The little blue heron ranges from the Atlantic and Gulf states to the interior of the eastern United States. After the breeding season, birds wander widely throughout the eastern two-thirds of the country and as far north as Canada before heading south for the winter. In Texas, they nest primarily in the eastern one-third of the state and winter along the Gulf coast. Here in Cross Timbers Country, they’re commonly seen around area lakes and wetlands or nesting in rookeries with cattle egrets, snowy egrets, great egrets and black-crowned night herons. In these large aggregations of nesting birds, little blues tend to nest on the periphery of the colonies somewhat away from all the hustle and bustle. They may also nest in small colonies with only their own kind.

Their plumage is dull slate-blue except on their neck and head where it’s maroon: sexes are similar. Legs and feet are dark bluish-green and eyes yellow. Their long slender gray bill bends slightly downward and is black tipped. They stand about two feet tall, have a 40 inch wingspan and weigh less than a pound. Young little blues are white and are often confused with snowy egrets since they don’t take on adult plumage until their second spring. In molt transition, their coloration appears mottled with a combination of bluish and white feathers. They’re usually quiet, but at the nest site they make considerable racket squawking, clucking or croaking.

Little blues prefer freshwater over saltwater areas where they wade in the shallows or along shorelines searching for crayfish, small fish, crabs, aquatic insects, tadpoles, frogs, turtles, spiders, snakes and other crustaceans. On land, they’ll feed in open fields on lizards, small rodents, grasshoppers and other insects. I once found a florescent orange plastic fishing worm under a little blue heron nest that apparently failed to pass the taste test of a nestling. They’ll also follow farm tractors cultivating fields to feed on exposed insect larvae, worms and small rodents. Over in Louisiana and Southeast Texas where they’re often seen feeding along the dikes and levees of rice fields, they’re called “levee walkers.” Other common names are blue cranes or little blue cranes.

Courtship may involve a variety of nuptial displays including neck-stretching and bill-snapping by the male, mutual nibbling of each other’s feathers and crossing or intertwining necks. Males also display in their territory to discourage other suitors from getting too close to their little blue darling.

As with other heron and egret species, their nest is a flimsy see-through platform of sticks and twigs with a slight depression in the middle. It’s built by both parents in only three to five days during April or early May in a tree or shrub 3-15 feet above ground or water. During wind storms, eggs are often blown from nests and crack on the ground.

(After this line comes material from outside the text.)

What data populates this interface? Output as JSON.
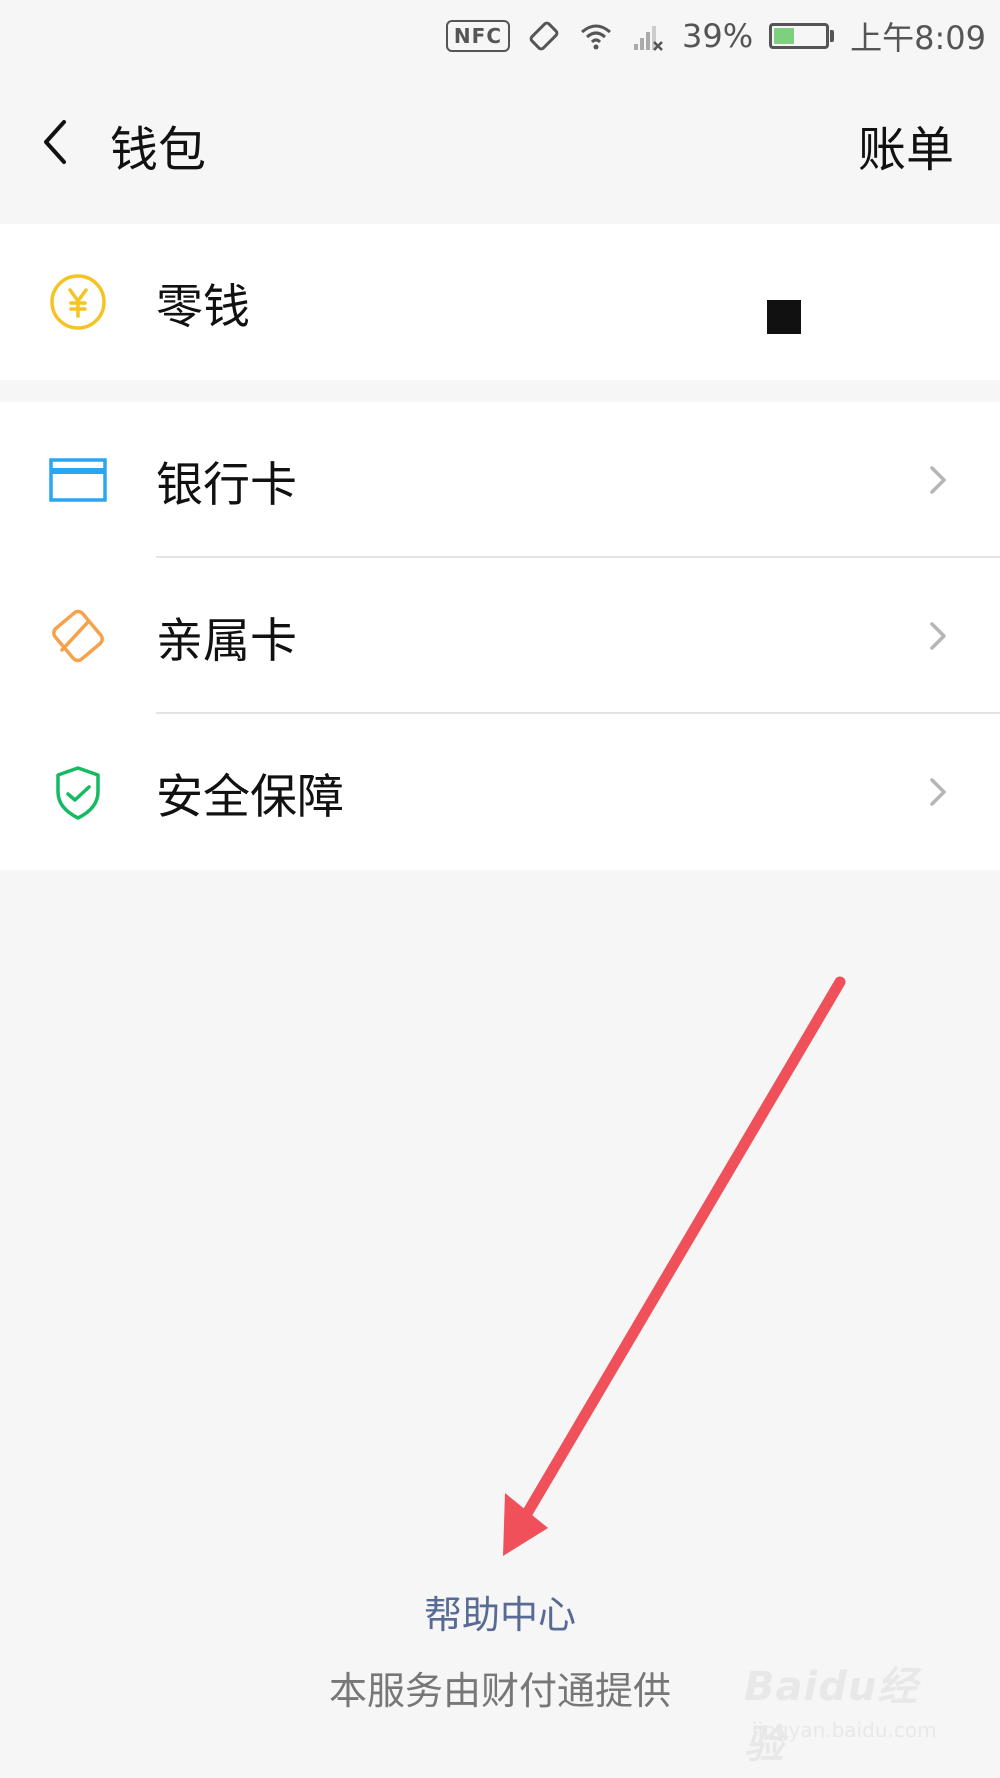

The female will lay three to five light blue eggs that they both incubated for 20-23 days. Egg shells are discarded from the nest as soon as the young are hatched. Eggs hatch over about a five day period and hatchlings are then fed regurgitant by both parents for two to three more weeks. Young will then begin to climb around on limbs near the nest. At four weeks they can make short flights and by six or seven, they’re off to fend for themselves.

Little blue herons are very shy and hard to get close to. They’ll feed in small groups with other heron species, often walking slowly through shallow water or standing still waiting for something to move. Prey is caught with a quick jab of their bill and then swallowed whole. When in flight or resting, their neck is held in an “S” shaped curve.

My theory is that our population of little blue herons has increased during recent years, largely due to the expansion of the breeding range of cattle egrets. Where they’ve established nesting colonies, little blue herons and several other species of herons and egrets have followed. Consequently, the skies here in Cross Timbers Country are a little bit bluer these days than they used to be. Until next time, I’ll see you down a Cross Timbers country road and God Bless America!